Monday, September 28, 2020

Hispanics More Optimistic Despite Faring Worst in Economy

A new Washington Post-Kaiser Family Foundation-Harvard University poll found that Hispanics and African-Americans remained the most hopeful despite the economic recession in comparison to whites.

Whites were more pessimistic in general, but Hispanics who “were more likely to be left broke, jobless and concerned that they lack the skills needed to shape their economic futures” held a more positive outlook on their economic future.

Even though Hispanic-owned businesses are growing at one of the highest rates across the nation, the community has experienced a reversal in other aspects of economic fortunes.  Compared to just a few years ago, home ownership rates are down and the number of unemployed and poor is up.

About four in 10 Hispanics that were employed also said they could be in “real financial trouble” in one month if they didn’t have a paycheck coming in.  Job insecurity was also a feeling shared by a third of Hispanics, more than in any other group and almost one-third said they lost their health insurance or other benefits.

Despite all this, the degree of pessimism among Hispanics wasn’t as high as it was with whites, who are generally more satisfied with their personal financial situations.

“I think things are going to get worse before they get better. A lot of people are going to have to buckle down because we’ve got a generation now that doesn’t work,” David Still, a married white 54-year-old father of two from Sumter, S.C., said.  “You got people who were brought up on state support and things like that. When you can get as much money sitting at home as working, you are going to do that.”

Hispanics, on the other hand, feel the economy will right itself sooner than later and that their prospects will improve in a matter of time.

“With all the cutbacks, it is hard to find a job,” said Denise Miller, a 28-year-old Hispanic mother of two in El Paso.  “I’m substituting, but I’d rather have a full-time job.”

The poll also found that two-thirds of Hispanics believe that by working hard people will be able to get ahead and  just a little over half said that their family’s financial situation will improve over the next year.
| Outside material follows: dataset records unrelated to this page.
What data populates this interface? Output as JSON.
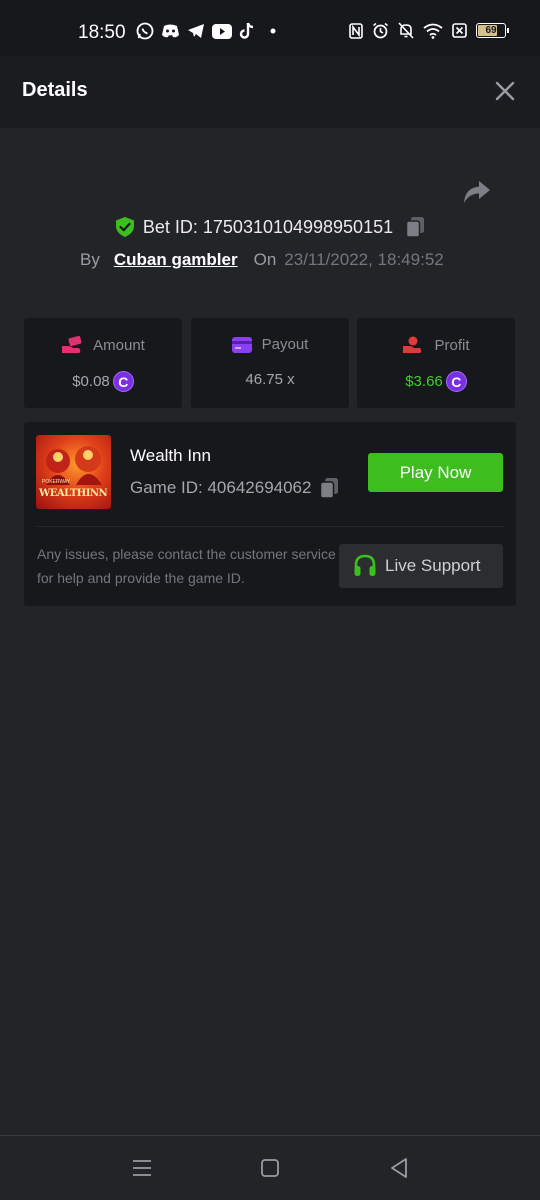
{
  "status_bar": {
    "time": "18:50",
    "battery": "69",
    "app_icons": [
      "whatsapp-icon",
      "discord-icon",
      "telegram-icon",
      "youtube-icon",
      "tiktok-icon"
    ],
    "system_icons": [
      "nfc-icon",
      "alarm-icon",
      "mute-icon",
      "wifi-icon",
      "sim-off-icon",
      "battery-icon"
    ]
  },
  "header": {
    "title": "Details"
  },
  "bet": {
    "bet_id_label": "Bet ID: 1750310104998950151",
    "by_label": "By",
    "user_name": "Cuban gambler",
    "on_label": "On",
    "date": "23/11/2022, 18:49:52"
  },
  "stats": {
    "amount": {
      "label": "Amount",
      "value": "$0.08",
      "icon": "money-hand-icon"
    },
    "payout": {
      "label": "Payout",
      "value": "46.75 x",
      "icon": "card-icon"
    },
    "profit": {
      "label": "Profit",
      "value": "$3.66",
      "icon": "profit-hand-icon"
    },
    "coin_symbol": "C"
  },
  "game": {
    "name": "Wealth Inn",
    "game_id_label": "Game ID: 40642694062",
    "thumbnail_text": "WEALTHINN",
    "thumbnail_small": "POKERWAY",
    "play_label": "Play Now",
    "issue_text": "Any issues, please contact the customer service for help and provide the game ID.",
    "support_label": "Live Support"
  },
  "colors": {
    "accent_green": "#3dbe1e",
    "profit_green": "#3fce2a",
    "coin_purple": "#7b2fe0",
    "background": "#232428",
    "card": "#17181b"
  }
}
According to the poll, Whites were more likely to say “It will be a long time before the economy recovers.”

Whites and Hispanics also differed over who is to blame for the nation’s economic troubles.  Whites felt the president’s economic program was to blame by a margin of 2 to 1, but Hispanics felt the opposite by 3 to 1.  African Americans held the best view of the president’s handling of the economy.

The poll was conducted by telephone from Jan. 27 to Feb. 9 among a random national sample of 1,959 adults.

Washington Post